Legislation introducing plain packaging for tobacco products has passed its first reading in Parliament.
However it won't be passed into law until action taken by tobacco companies against similar Australian legislation has been resolved.
Associate health minister Tariana Turia is in charge of the bill and disagrees with that approach, saying it should become law as soon as possible.
Mrs Turia, the co-leader of the Maori Party, told Parliament on Tuesday night the move is about getting rid of tobacco branding.
"The decision to introduce plain packaging for tobacco products in New Zealand is all about the branding.
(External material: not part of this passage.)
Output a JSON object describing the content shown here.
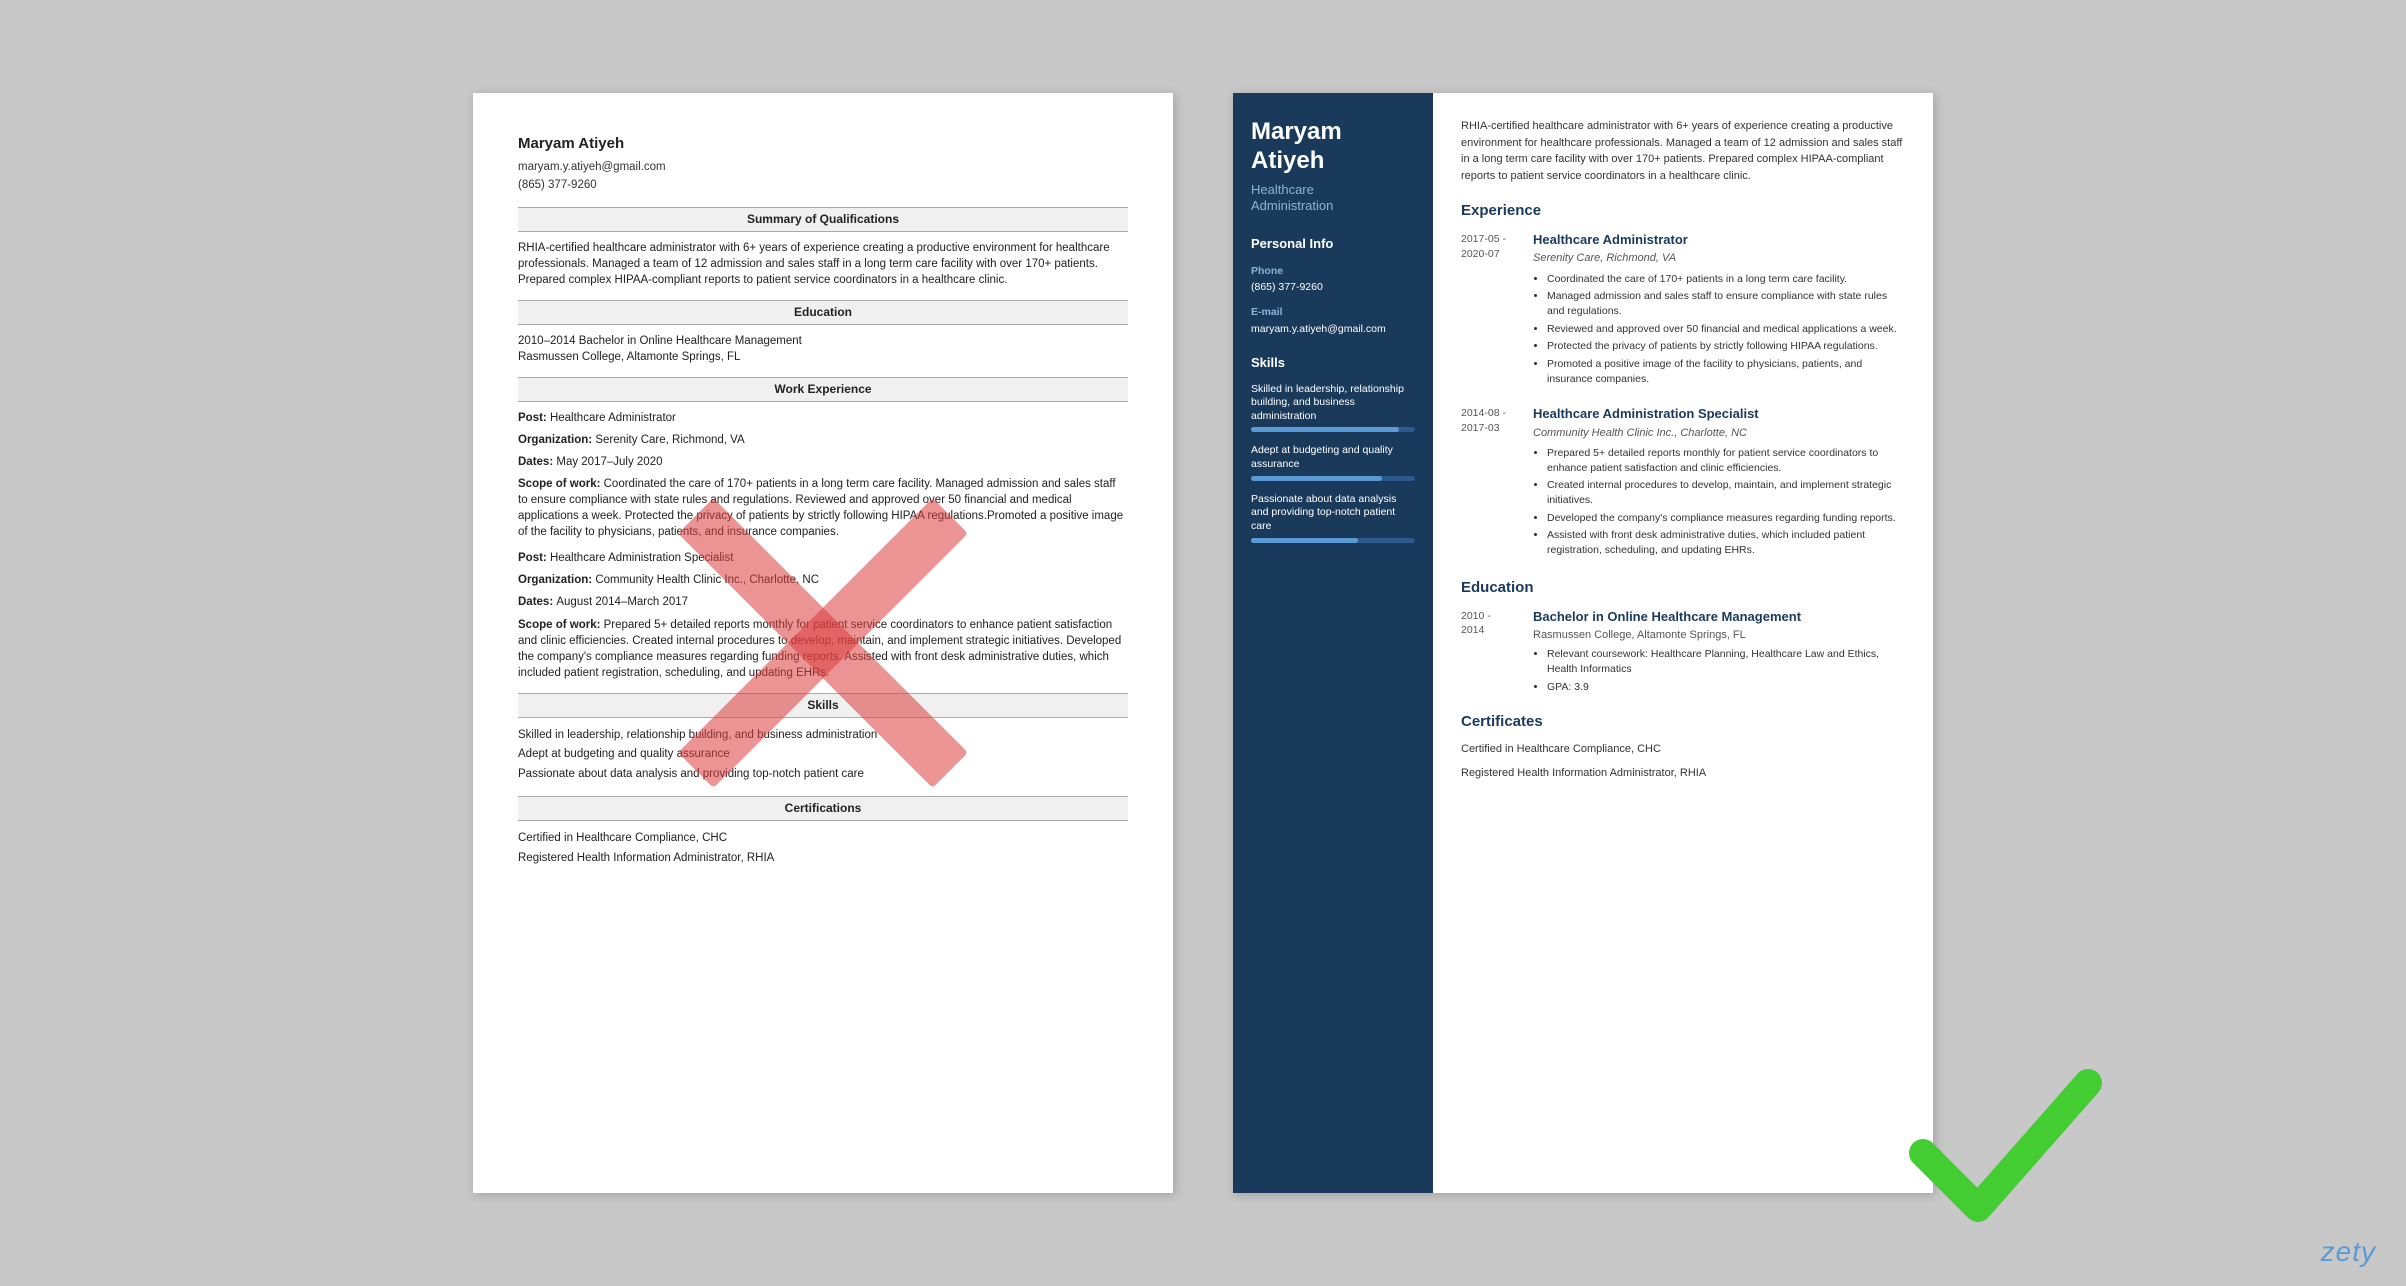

It takes away the last means of promoting tobacco as a desirable product.
"When tobacco manufacturers push tobacco, they are not simply selling a stick of nicotine, they are selling status, social acceptance and adventure."
The only party to oppose the bill was ACT. Its MP, John Banks, told the House it would be more honourable to pass legislation banning tobacco altogether, as this bill inhibits companies from carrying out their lawful business.
The bill will now go to a select committee for public submissions.
Earlier, Prime Minister John Key said the Government intended to only pass the bill through its first reading and then put it on hold.
"I don't really see the point in us finally passing the legislation until we see exactly what happens in the Australian court case. We have a slightly different system, but there might just be some learnings and if there are learnings out of that, it would be sensible to potentially incorporate those in either our legislation or avoid some significant costs."
But Tariana Turia said she didn't know why the Government needed to wait.
"Our legislation's quite different, the rules around tobacco are quite different, and there is still a brand on these cigarettes, so I don't know what the delay would be. We've got thirteen people who die a day in this country, five thousand a year - why would we wait?"
The Labour Party has urged the Government to pass the legislation into law before the Trans-Pacific Partnership free-trade agreement is signed.
Leader David Cunliffe believed New Zealand should take a stronger stance than waiting for an Australian court.
"I think that's regrettable, I think the best way through this would be for New Zealand to take a very clear an upfront position on plain packaging."
Mr Cunliffe said if the plain packaging regulations were in place before the Trans-Pacific Partnerhsip deal takes effect, then it would be less likely to be retrospective.
"Imagine the difficulty of signing a retrospective instrument which gave corporates the right to sue the New Zealand Government.
"If we have a legitimate health regulatory policy step, then we should pursue it in the public interest. The Government should not be running scared of tobacco interests because they're worried about being sued."